Background: This interesting 2D short is part of Katsuhiro Otomo’s Short Peace omnibus project that aims to bring together top Japanese animators to explore future avenues of expressions. Last year, another Short Peace project, Otomo’s Combustible was also shortlisted for an Oscar, but didn’t receive a nomination. Possessions was also nominated for a Cristal prize at Annecy.
Requiem for Romance
Director: Jonathan Ng
Produced by: Kungfu Romance Productions
Synopsis: A modern-day couple’s secret love affair comes to a bittersweet end during an evening phone call while the short’s visuals offer an epic re-imagining of their relationship set in feudal China, where family influence, cultural pressures and their lust for adventure all come into play.
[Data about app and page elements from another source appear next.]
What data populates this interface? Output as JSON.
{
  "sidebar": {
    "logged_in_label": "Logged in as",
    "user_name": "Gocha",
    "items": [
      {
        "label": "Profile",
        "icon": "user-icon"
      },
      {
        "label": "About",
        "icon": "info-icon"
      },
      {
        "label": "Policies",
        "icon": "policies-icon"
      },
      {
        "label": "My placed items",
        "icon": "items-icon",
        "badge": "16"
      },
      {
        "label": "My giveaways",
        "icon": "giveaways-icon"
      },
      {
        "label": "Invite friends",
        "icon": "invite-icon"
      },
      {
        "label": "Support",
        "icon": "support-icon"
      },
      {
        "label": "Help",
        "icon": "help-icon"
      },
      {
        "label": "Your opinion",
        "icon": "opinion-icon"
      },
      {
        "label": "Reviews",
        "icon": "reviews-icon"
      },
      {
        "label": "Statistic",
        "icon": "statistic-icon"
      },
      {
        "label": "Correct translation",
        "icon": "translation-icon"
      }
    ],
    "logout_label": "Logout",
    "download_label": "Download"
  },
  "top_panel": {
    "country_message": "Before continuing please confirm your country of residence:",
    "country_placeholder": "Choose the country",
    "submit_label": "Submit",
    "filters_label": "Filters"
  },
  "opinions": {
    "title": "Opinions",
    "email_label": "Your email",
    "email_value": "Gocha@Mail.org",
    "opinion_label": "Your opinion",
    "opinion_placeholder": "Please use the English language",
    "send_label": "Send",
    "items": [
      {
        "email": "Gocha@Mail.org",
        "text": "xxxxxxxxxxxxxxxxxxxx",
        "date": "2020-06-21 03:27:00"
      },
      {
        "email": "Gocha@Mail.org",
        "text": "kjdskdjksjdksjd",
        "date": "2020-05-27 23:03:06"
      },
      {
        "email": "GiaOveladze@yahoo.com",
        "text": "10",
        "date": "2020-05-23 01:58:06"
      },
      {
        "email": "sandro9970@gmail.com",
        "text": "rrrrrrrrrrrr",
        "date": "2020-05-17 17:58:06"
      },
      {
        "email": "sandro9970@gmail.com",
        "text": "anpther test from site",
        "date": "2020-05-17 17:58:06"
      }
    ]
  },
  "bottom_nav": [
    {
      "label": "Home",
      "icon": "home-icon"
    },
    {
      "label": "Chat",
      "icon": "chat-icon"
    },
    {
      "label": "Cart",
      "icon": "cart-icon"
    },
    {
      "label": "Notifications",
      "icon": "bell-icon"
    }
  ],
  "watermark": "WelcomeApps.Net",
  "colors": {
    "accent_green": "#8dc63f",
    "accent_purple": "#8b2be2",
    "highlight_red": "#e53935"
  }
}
Background: Montreal-based indie animator Ng offers a lovely meditation on modern romance and cultural clash, using time-lapse water ink backgrounds shot live on a Red camera on various paper stock. With the moving ink backgrounds shot, Ng then hand-animated his duelling lovers over the top, frame by frame, using a Wacom Cintiq.
Room on the Broom
Directors: Max Lang, Jan Lachauer
Produced by: Magic Light Pictures
Synopsis: Based on the children’s book by Julia Donaldson and Axel Scheffler, this love- ly CG special tells the simple story of a kind witch who allows a dog, a bird and a frog to ride on her broomstick, much to the annoyance of her cat.
Background: Made by the team behind the award-winning The Gruffalo and The Gruffalo’s Child, this Studio Soi production features the voices of Simon Pegg, Gillian Anderson, Rob Brydon, Timothy Spall and Sally Hawkins. Winner of a Cristal Award at Annecy and a Children’s BAFTA, the short is also nominated for an Annie. Director Max Lang was also nominated in 2011 for The Gruffalo, while producer Mike Rose has a long history of making award-winning toons, including Chico & Rita and Aardman’s Stage Fright and A Close Shave.
Director: Chris Landreth Producers: Marcy Page, Mark Smith
Produced by: National Film Board of Canada, with the participation of Seneca College Animation Arts Center and Copperheart Entertainment
Synopsis: This 3-D animated film takes an imaginary, comedic look at the inner workings of the filmmaker’s mind as he he tries to recall someone’s name at a party and several celebrity guests try to prompt him to remember the name.
Background: This marks Oscar-winner Landreth’s ( Ryan) first 3-D film and third with the National Film Board of Canada. The idea for the film came to Landreth after watching a rerun of Password in 2010. “The film deals with a situation that all of us have encountered and I think I have encountered more than my share of it,” says Landreth. “There are these mini-dramas that take place in our everyday lives. One such mini-drama would be forgetting a person’s name. The indignity and embarrassment that comes along with that. It’s happened way too many times for me!”
Website: www.nfb.ca/film/subconscious_ password